An artist cues an interpretation using artistic devices such as light, composition or colour – we saw how Tintoretto, Carracci and Gentileschi do so above. In the real world, others tell us their interpretations of events, some interpretations become established as truisms in certain contexts, and so we are prompted to adopt them. Cuing can also be more subtle, more closely resembling the elegant, non-obvious cuing of artistic devices: using specific terms over others to describe parts of the world suffices to cue anti-feminist interpretations. Pregnancy might be described as involving ‘unborn children’, or ‘infants’. These terms license inferences, a point I borrow from the US philosopher Lynne Tirrell: unborn children are children; children and infants are clearly human beings; killing human beings in clearly wrong; so abortion is clearly wrong. Referring to the family home as a ‘nest’ (as Schlafly did in her Stop-ERA newsletter) licenses the inference that the home is cozy, safe, nurturing and comfortable – that it needs protection and preservation. Describing some women’s lifestyle as ‘homemaking’ licenses the inference that it is a valued, active task with autonomy and responsibility.

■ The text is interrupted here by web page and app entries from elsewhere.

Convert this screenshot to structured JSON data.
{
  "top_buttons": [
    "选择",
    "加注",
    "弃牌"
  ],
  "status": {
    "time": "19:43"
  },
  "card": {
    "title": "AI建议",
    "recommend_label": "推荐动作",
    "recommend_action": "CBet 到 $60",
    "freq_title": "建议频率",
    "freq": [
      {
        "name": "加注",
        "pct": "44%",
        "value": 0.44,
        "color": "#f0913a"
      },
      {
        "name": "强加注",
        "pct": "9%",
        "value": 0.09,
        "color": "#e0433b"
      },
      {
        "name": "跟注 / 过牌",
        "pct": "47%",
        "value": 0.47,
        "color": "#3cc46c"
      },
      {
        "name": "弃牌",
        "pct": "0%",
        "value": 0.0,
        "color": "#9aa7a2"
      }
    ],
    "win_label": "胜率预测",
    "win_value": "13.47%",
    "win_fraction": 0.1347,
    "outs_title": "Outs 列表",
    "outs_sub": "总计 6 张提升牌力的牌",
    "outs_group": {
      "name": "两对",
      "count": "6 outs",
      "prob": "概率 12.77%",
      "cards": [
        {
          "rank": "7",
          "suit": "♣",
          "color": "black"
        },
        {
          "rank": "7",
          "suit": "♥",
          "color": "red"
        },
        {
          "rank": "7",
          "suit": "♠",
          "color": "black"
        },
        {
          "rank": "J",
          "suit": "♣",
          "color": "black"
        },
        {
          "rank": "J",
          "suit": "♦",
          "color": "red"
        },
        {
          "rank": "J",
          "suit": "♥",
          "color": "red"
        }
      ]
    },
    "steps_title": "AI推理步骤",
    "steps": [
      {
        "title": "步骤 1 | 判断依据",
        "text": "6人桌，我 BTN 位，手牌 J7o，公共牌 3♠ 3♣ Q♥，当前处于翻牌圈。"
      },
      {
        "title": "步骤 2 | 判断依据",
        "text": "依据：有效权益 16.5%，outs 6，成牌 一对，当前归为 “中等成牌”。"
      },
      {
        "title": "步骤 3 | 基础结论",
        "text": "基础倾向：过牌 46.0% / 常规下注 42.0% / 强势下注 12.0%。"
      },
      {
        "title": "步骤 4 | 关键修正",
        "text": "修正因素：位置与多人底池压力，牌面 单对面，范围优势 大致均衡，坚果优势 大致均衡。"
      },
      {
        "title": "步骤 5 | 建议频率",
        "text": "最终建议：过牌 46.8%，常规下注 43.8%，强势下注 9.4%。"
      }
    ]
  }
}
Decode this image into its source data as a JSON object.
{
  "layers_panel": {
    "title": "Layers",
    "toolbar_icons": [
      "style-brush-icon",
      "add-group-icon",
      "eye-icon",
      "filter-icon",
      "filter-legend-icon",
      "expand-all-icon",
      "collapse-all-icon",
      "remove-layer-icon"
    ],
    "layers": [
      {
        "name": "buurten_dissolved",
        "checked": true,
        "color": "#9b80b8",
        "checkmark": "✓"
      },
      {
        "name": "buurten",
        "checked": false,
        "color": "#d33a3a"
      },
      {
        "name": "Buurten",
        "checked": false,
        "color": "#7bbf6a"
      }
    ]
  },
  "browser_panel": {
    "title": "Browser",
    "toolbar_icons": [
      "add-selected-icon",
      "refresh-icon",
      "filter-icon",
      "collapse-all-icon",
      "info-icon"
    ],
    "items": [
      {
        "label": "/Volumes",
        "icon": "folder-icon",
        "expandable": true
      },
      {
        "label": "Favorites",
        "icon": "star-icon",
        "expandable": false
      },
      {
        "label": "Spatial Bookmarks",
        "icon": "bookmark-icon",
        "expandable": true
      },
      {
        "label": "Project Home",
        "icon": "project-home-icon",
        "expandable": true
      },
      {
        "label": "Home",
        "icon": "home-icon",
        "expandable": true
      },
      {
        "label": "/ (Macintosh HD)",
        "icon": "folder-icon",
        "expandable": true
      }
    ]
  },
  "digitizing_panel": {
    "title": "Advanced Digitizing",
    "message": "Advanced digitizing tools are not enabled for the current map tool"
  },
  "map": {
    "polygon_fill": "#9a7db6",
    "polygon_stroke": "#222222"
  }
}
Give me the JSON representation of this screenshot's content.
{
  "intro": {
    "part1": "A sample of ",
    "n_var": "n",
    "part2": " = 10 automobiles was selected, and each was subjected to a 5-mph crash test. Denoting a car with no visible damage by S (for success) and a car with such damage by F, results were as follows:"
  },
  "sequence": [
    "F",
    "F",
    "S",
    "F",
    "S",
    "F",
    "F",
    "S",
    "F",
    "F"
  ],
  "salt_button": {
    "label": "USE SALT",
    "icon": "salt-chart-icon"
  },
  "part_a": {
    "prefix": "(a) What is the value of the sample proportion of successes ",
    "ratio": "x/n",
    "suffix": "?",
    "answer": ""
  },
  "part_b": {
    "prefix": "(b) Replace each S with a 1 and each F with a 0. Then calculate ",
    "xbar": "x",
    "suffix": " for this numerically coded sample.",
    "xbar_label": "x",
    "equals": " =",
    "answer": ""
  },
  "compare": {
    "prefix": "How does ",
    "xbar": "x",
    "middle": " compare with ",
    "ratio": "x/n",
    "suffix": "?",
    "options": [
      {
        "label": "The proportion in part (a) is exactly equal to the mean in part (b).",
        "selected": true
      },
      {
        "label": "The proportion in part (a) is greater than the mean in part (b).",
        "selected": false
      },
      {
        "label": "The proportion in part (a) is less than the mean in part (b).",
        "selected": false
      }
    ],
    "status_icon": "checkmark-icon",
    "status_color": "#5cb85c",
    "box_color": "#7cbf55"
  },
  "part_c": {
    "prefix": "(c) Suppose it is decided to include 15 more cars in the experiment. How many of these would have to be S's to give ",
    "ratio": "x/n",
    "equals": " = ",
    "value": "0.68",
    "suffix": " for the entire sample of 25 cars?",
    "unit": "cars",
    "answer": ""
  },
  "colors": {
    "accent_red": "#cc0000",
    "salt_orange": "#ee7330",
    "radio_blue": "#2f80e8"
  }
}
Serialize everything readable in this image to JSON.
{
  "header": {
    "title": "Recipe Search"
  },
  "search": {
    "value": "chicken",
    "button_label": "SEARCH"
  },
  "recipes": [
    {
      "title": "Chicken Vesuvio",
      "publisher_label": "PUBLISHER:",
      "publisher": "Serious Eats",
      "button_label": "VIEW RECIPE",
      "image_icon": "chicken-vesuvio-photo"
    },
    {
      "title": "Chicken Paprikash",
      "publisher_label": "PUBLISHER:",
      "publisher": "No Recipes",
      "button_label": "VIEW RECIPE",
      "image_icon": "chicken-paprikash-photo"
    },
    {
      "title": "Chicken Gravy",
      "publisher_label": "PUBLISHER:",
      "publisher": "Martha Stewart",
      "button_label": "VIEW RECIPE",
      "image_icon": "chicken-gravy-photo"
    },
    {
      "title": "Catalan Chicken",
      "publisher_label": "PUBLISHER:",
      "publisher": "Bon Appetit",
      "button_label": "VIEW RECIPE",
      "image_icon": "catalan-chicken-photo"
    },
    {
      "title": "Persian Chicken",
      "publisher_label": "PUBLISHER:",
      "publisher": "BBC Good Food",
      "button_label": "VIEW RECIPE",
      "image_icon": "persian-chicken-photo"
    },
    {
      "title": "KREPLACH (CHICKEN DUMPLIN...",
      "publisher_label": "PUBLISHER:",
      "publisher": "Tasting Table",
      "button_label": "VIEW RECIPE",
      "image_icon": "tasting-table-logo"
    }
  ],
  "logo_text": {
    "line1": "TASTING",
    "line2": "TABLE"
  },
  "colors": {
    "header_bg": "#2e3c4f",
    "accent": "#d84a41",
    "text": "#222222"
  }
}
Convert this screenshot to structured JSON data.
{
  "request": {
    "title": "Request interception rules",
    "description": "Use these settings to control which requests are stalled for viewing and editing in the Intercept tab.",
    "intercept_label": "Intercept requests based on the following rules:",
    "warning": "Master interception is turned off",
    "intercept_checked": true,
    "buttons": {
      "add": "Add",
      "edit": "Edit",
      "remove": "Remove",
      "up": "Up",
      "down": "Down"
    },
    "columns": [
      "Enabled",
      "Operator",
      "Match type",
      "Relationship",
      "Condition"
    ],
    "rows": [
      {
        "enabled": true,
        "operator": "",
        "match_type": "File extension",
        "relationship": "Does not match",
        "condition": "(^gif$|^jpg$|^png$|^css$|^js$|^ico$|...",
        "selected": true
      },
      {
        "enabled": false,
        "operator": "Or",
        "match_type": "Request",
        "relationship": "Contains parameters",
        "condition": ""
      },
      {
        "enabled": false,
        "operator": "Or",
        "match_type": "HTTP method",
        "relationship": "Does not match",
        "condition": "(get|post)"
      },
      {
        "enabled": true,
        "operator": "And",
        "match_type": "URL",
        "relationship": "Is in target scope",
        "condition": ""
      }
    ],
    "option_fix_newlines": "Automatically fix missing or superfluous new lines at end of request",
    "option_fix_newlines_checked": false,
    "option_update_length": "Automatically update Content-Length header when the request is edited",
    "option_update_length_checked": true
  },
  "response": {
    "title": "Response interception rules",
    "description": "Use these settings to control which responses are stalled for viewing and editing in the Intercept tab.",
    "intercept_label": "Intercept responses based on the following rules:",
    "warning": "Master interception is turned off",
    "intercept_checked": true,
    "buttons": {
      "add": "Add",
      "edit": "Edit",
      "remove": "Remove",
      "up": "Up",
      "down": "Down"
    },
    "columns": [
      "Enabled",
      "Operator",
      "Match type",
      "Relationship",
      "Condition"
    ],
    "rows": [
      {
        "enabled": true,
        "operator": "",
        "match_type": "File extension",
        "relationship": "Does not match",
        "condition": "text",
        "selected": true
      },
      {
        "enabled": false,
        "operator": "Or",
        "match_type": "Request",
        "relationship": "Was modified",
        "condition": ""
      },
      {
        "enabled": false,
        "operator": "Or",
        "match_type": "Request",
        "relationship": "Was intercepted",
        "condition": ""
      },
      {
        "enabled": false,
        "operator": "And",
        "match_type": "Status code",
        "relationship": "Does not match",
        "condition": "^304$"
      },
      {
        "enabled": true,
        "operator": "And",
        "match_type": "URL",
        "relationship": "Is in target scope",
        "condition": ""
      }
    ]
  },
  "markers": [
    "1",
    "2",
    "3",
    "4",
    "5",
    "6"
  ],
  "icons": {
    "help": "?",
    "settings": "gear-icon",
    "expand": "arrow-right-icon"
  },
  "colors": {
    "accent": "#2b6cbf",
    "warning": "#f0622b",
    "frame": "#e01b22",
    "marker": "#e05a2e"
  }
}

Such inferences don’t need to be conscious, and cuing can bypass explicit opinions or beliefs, directly influencing one’s intuitive experiences of the world. Terms such as ‘nest’ can imprint a perception of homes as cozy and protective. These terms can shape behaviour around one’s home, one’s emotional relation to one’s home, one’s assessment of other homes and, importantly, one’s interpretation of oppressive events in the home, such as the gendered division of labour or experiences of sexual abuse. The message is that sexual abuse that takes place in a safe, nurturing environment cannot be abuse. It must be an accident, a misunderstanding, or some other innocent thing. In this way, oppression is experienced as something else entirely, and so anti-feminist beliefs about the non-existence of oppression arise.
My hunch is that many anti-feminist women live in environments where characterisations about the safety and privilege of the home, the virtues of motherhood, or the status of unborn children are frequently socially cued. Women in these situations are therefore likely to adopt these characterisations, which in turn enable them to encounter oppression without seeing it as such.
They’re also likely to make these distorted experiences a fundamental part of their identity. Anti-feminist mothers might define themselves over their close relation to their (unborn) children; housewives might see protecting the nest as the job that gives their life meaning. Dworkin gives a similar example for abortion: ‘Forcing women to bear unwanted babies is crucial to the social programme of [anti-feminist] women who have been forced to bear unwanted babies and who cannot bear the grief and bitterness of such a recognition.’ A woman’s self-worth, springing from her role as a mother, would be destroyed if she admitted to herself that she was forced into that role. In this way, anti-feminist worldviews become entrenched.
In the paintings of Susanna and the Elders, characterisations were merely cued – but in real life they’re also enforced. Women who experience the world differently, who dare to voice their diverging views, are deemed insane; they’re hated or despised, or simply ignored and disbelieved. No wonder, then, that some women are sticking to anti-feminist characterisations of the world. Enforcement is not only negative – it can also take the form of reward and praise. Such appreciation fuels anti-feminist perceptions of society, from which convictions and political activism arise. Anti-feminist women are the product of a powerful patriarchal world, shaping and enforcing their very experiences of it. They are not simply stubborn, self-interested, privileged, or merely in possession of different opinions. To get anti-feminists to reconsider their political stance, they need to first have different intuitive experiences – perhaps even a fundamental alteration of one’s identity.